Judge Groarke admitted that the medical evidence in the case was “very conflicting” and that on the “balance of probabilities” the woman would likely made a full recovery from her injury and would suffer no long-term damages. However, while concluding that the injuries from the accident were “not particularly serious”, the judge acknowledged that the woman needed a perfect shoulder to practise her violin. As such it was an exceptional case, and even her not particularly severe injuries should be treated as serious for a “talented musician” like her.
Judge Groarke awarded the woman €25,000 compensation for an injury in a taxi accident, stating he accepted the plaintiff´s belief that the discomfort she suffers is related to the March 2012 accident.
Posted: January 31st, 2017
The President of the Circuit Court in Dublin has deemed a settlement for leg injury compensation inadequate and has ordered the case to go to a full hearing.
The claim was made on behalf of a young girl who, whilst at a daycare centre in April 2015, fractured her tibia. The accident occurred at the Larkin Early Learning Centre in Ballybough, Dublin, when one of the children climbed on top of a wardrobe and fell to the floor. The girl, who has remained anonymous, was rushed to hospital where her leg was x-rayed and her fracture diagnosed. The girl required an operation to reset the bone.
For weeks after she was discharged from hospital, the girl had to wear a full-leg cast. Even after this was removed, she was required to wear a protective boot. Two years later, the child – who is now five years old – still complains to her mother of pains in the leg. Acting on the girl’s behalf, her mother consulted a solicitor and proceeded to make a claim for compensation against the Larkin Early Education Centre.
After an initial assessment of her medical records by the injuries Board, the play school offered the girl €31,000 in compensation for her broken leg. Her mother’s solicitors advised against accepting this offer, believing it inadequate for the nature of the injury sustained. Acting on this advice, the offer was refused and since no other was forthcoming, the case proceeded to the Circuit Civil Court.
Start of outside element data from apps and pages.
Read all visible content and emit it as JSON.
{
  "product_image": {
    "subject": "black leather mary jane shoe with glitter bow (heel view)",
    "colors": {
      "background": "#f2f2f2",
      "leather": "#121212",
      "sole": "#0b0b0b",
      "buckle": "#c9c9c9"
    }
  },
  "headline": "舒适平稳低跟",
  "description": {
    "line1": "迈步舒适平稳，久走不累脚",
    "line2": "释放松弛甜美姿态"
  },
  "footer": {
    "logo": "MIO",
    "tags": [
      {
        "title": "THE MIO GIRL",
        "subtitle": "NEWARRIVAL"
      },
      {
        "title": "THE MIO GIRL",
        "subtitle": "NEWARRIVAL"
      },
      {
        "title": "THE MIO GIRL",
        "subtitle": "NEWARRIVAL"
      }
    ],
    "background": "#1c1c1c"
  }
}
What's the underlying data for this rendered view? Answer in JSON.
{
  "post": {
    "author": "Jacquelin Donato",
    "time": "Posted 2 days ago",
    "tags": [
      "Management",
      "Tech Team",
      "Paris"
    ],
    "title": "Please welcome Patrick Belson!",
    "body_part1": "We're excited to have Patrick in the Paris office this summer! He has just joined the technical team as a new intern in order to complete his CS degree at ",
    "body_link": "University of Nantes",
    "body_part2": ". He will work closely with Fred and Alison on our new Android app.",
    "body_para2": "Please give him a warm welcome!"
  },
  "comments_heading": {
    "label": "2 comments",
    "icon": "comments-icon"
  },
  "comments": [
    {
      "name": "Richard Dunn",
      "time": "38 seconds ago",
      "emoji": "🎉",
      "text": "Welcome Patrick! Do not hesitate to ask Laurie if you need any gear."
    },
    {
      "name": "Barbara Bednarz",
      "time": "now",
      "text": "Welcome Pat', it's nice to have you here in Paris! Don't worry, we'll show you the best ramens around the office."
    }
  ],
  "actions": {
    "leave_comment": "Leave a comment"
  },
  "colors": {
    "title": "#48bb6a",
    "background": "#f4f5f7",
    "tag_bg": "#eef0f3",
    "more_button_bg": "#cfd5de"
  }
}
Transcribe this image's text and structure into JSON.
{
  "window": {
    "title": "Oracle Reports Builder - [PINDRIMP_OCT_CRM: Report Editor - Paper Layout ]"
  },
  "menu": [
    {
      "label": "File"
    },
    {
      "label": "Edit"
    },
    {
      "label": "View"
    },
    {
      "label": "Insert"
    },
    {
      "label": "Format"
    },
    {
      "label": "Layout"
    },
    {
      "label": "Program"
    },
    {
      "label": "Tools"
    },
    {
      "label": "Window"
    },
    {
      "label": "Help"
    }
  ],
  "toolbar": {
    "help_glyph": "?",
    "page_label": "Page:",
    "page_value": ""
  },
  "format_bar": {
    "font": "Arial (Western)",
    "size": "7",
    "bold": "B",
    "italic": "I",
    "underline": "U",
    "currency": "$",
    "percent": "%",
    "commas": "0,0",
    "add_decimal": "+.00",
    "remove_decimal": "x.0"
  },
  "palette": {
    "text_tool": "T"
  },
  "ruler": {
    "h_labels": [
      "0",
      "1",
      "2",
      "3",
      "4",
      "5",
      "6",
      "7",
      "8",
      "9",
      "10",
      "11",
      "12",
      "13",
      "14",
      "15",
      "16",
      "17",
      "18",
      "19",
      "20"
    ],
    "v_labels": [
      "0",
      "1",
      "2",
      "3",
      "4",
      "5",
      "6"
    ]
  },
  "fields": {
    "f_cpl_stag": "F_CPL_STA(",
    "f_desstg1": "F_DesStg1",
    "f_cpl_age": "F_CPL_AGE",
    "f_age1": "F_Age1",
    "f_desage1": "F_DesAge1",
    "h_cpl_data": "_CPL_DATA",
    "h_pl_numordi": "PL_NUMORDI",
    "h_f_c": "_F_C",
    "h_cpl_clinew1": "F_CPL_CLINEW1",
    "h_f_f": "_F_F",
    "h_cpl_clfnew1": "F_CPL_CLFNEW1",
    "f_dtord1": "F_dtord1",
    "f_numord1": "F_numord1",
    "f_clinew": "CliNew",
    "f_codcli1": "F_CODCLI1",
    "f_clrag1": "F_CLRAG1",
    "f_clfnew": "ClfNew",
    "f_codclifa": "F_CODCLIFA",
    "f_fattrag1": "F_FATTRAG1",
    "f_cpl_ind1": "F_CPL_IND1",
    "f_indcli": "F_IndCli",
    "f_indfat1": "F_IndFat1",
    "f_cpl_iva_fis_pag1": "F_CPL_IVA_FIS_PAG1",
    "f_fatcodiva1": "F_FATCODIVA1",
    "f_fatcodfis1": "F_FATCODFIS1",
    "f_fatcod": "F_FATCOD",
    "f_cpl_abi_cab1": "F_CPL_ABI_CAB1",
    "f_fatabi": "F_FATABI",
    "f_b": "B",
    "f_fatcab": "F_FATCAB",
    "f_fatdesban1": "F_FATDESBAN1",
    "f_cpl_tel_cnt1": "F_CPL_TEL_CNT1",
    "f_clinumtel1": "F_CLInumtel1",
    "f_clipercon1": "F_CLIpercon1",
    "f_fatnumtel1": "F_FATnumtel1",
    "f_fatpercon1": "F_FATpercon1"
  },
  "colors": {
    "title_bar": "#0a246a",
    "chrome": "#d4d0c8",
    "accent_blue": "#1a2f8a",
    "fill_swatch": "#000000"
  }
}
At the court, Mr Justice Raymond Groarke was detailed the nature of the accident and the long-term impact the injury has had on the young girl. The judge agreed that the settlement was inadequate and has ordered the case to go to a full hearing, where a court will determine the settlement.
Judge Groarke’s decision was based on the recently revised Book of Quantum, which rules that the minimum compensation to be awarded for a fracture such as the little girl’s – where a bone had been displaced – was €40,500. Additionally, the book states that injuries to the tibia are more serious than similar injuries to the fibula, and the fact that the child is still suffering two years on means she should be awarded a higher settlement.